Your goal
Could you restate all of the entries, word for word?

Working data
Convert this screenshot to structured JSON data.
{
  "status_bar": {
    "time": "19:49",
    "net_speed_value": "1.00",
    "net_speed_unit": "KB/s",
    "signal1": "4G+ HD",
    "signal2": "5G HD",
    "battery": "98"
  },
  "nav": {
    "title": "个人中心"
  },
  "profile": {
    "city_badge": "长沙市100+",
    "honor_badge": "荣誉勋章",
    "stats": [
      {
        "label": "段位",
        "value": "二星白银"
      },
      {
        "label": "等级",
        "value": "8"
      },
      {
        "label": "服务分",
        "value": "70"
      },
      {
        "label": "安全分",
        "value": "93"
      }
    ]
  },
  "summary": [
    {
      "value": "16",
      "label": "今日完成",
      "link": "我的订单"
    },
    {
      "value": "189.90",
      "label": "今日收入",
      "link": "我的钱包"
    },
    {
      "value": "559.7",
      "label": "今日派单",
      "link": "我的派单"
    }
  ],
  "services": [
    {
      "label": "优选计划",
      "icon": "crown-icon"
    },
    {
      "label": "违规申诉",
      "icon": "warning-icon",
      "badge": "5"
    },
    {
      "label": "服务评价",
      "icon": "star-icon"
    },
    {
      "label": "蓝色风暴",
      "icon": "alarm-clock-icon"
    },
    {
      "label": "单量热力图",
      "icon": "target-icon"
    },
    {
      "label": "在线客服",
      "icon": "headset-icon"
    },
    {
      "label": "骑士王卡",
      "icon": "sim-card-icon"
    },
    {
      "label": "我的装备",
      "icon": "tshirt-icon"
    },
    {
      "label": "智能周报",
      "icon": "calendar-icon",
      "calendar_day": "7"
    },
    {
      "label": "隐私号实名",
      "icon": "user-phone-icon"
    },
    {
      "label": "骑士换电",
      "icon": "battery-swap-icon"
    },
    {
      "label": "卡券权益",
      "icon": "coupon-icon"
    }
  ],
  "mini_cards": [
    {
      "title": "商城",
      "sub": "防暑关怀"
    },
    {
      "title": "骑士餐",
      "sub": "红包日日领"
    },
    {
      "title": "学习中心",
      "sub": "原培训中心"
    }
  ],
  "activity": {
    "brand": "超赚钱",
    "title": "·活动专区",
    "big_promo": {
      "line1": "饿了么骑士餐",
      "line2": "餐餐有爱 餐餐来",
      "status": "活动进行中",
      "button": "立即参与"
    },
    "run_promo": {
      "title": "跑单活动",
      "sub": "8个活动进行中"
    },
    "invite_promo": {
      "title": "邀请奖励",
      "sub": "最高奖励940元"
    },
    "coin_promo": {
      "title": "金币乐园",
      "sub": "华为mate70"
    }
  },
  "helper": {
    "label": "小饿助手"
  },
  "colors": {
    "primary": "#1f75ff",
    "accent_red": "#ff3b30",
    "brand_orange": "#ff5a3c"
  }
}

Response to this task
Convert this screenshot to structured JSON data.
{
  "status_bar": {
    "time": "19:49",
    "net_speed_value": "1.00",
    "net_speed_unit": "KB/s",
    "signal1": "4G+ HD",
    "signal2": "5G HD",
    "battery": "98"
  },
  "nav": {
    "title": "个人中心"
  },
  "profile": {
    "city_badge": "长沙市100+",
    "honor_badge": "荣誉勋章",
    "stats": [
      {
        "label": "段位",
        "value": "二星白银"
      },
      {
        "label": "等级",
        "value": "8"
      },
      {
        "label": "服务分",
        "value": "70"
      },
      {
        "label": "安全分",
        "value": "93"
      }
    ]
  },
  "summary": [
    {
      "value": "16",
      "label": "今日完成",
      "link": "我的订单"
    },
    {
      "value": "189.90",
      "label": "今日收入",
      "link": "我的钱包"
    },
    {
      "value": "559.7",
      "label": "今日派单",
      "link": "我的派单"
    }
  ],
  "services": [
    {
      "label": "优选计划",
      "icon": "crown-icon"
    },
    {
      "label": "违规申诉",
      "icon": "warning-icon",
      "badge": "5"
    },
    {
      "label": "服务评价",
      "icon": "star-icon"
    },
    {
      "label": "蓝色风暴",
      "icon": "alarm-clock-icon"
    },
    {
      "label": "单量热力图",
      "icon": "target-icon"
    },
    {
      "label": "在线客服",
      "icon": "headset-icon"
    },
    {
      "label": "骑士王卡",
      "icon": "sim-card-icon"
    },
    {
      "label": "我的装备",
      "icon": "tshirt-icon"
    },
    {
      "label": "智能周报",
      "icon": "calendar-icon",
      "calendar_day": "7"
    },
    {
      "label": "隐私号实名",
      "icon": "user-phone-icon"
    },
    {
      "label": "骑士换电",
      "icon": "battery-swap-icon"
    },
    {
      "label": "卡券权益",
      "icon": "coupon-icon"
    }
  ],
  "mini_cards": [
    {
      "title": "商城",
      "sub": "防暑关怀"
    },
    {
      "title": "骑士餐",
      "sub": "红包日日领"
    },
    {
      "title": "学习中心",
      "sub": "原培训中心"
    }
  ],
  "activity": {
    "brand": "超赚钱",
    "title": "·活动专区",
    "big_promo": {
      "line1": "饿了么骑士餐",
      "line2": "餐餐有爱 餐餐来",
      "status": "活动进行中",
      "button": "立即参与"
    },
    "run_promo": {
      "title": "跑单活动",
      "sub": "8个活动进行中"
    },
    "invite_promo": {
      "title": "邀请奖励",
      "sub": "最高奖励940元"
    },
    "coin_promo": {
      "title": "金币乐园",
      "sub": "华为mate70"
    }
  },
  "helper": {
    "label": "小饿助手"
  },
  "colors": {
    "primary": "#1f75ff",
    "accent_red": "#ff3b30",
    "brand_orange": "#ff5a3c"
  }
}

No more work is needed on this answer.